Java: A programming language developed by Sun Microsystems Inc. that allows one program to run on multiple operating systems, possibly eroding Microsoft Windows's market dominance: normally, programs must be rewritten in different versions to run on different "platforms."

Linux: An operating system that competes with Windows. It was originally developed by a Finnish programmer, Linus Torvalds, then given away for free. Anyone who installs a copy of Linux can modify it as long as the changes, and the programming code behind them, are also given away for free.

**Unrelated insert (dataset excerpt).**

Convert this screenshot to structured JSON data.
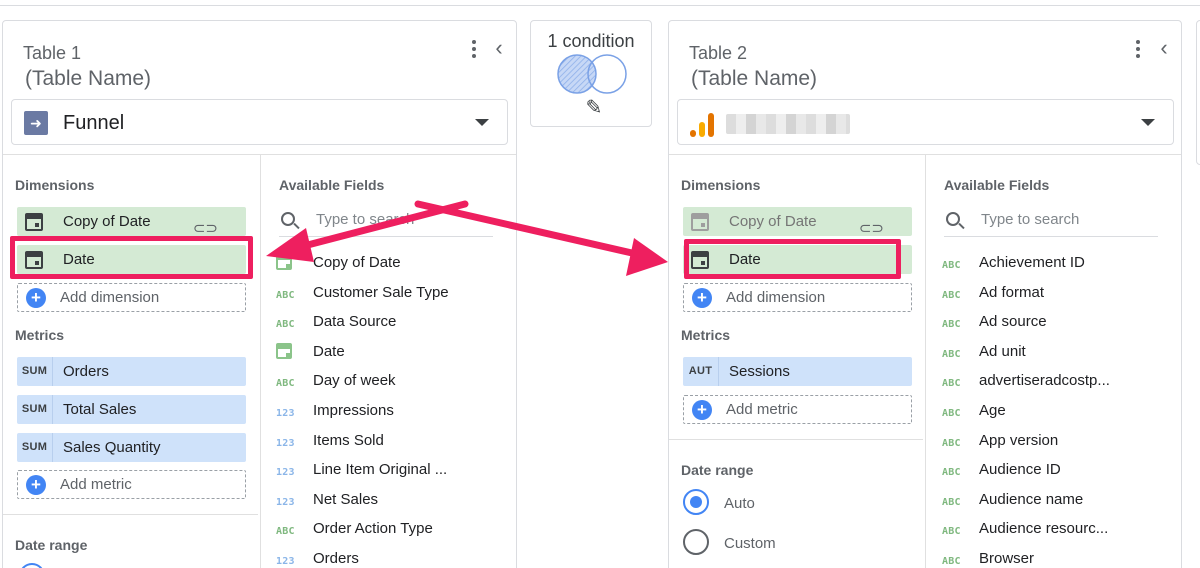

Because of the rapid improvement this "open-source" method allows, and because the software is free, Linux has rapidly gained market share in recent years.

SOURCES: Staff reports, Hoover's, Bloomberg News, Fortune

Major Players in U.S. v. Microsoft

JOEL I. KLEIN heads the Justice Department's antitrust division. He brought the case against Microsoft and has staked much of the reputation of government trustbusters on its outcome.

DAVID BOIES is the government's lead attorney. Recruited out of private practice for this case, Boies took aim at the credibility of Microsoft executives throughout the trial and scored a series of tactical courtroom victories.

THOMAS PENFIELD JACKSON, U.S. District Court Judge, is presiding over the trial. Aside from some questions skeptical of Microsoft's rendering of events, Jackson has said little to signal his personal leanings in the case.

BILL GATES is Microsoft's chief executive. Though he never personally appeared at the trial, his videotaped deposition was shown repeatedly in court.

WILLIAM NEUKOM is the head of Microsoft's legal department. A familiar bow-tied presence at the trial, Neukom is considered every bit as hard-nosed about fending off Microsoft's adversaries in court as Gates.